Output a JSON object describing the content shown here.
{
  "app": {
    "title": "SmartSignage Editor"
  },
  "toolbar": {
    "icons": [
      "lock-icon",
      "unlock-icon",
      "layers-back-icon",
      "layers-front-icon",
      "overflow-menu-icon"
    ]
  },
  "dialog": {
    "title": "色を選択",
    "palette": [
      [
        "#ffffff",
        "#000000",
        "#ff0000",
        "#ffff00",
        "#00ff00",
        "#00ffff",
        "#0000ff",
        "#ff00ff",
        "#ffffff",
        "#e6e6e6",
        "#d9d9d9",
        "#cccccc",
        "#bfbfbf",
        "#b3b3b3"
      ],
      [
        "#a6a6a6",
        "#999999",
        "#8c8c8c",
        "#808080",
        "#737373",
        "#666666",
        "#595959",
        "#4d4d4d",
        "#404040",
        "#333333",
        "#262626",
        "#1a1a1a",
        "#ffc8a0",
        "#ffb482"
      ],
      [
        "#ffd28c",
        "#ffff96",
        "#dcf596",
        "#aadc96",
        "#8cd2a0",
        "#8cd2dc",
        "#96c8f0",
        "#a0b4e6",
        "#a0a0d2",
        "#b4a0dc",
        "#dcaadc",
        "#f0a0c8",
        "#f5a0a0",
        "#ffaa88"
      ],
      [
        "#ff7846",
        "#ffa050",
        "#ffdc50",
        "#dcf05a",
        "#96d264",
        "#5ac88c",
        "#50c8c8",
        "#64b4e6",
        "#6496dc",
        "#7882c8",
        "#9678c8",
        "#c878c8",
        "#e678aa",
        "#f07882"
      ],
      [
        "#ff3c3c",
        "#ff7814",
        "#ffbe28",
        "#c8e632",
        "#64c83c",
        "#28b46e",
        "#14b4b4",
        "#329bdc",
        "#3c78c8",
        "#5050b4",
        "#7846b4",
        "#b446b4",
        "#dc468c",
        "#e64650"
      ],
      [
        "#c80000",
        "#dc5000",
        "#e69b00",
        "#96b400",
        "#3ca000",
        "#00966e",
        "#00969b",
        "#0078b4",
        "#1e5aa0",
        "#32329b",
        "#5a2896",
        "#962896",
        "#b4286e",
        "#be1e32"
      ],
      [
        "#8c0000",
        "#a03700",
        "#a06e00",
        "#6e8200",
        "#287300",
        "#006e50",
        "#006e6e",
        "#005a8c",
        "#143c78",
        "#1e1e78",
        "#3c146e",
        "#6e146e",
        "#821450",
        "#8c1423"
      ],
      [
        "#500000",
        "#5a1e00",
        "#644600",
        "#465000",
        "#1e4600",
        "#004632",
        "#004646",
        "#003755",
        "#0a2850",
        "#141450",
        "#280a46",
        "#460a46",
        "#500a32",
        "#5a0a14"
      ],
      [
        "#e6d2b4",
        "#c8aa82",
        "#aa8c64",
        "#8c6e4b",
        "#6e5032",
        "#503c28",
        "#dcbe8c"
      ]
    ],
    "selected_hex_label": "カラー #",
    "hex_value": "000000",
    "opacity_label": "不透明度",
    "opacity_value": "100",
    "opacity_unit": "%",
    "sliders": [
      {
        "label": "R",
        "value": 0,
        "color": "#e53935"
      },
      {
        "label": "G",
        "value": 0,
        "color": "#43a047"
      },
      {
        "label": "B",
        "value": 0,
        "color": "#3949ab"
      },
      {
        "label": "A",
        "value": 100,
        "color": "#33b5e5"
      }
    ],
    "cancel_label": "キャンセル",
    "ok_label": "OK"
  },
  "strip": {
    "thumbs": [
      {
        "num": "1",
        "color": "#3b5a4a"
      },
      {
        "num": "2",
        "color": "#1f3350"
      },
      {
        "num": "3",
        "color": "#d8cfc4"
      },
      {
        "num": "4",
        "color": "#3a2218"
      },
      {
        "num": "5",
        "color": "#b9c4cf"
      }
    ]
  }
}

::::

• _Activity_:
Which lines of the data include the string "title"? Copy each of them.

• _Result for this task_:
    "title": "SmartSignage Editor"
    "title": "色を選択",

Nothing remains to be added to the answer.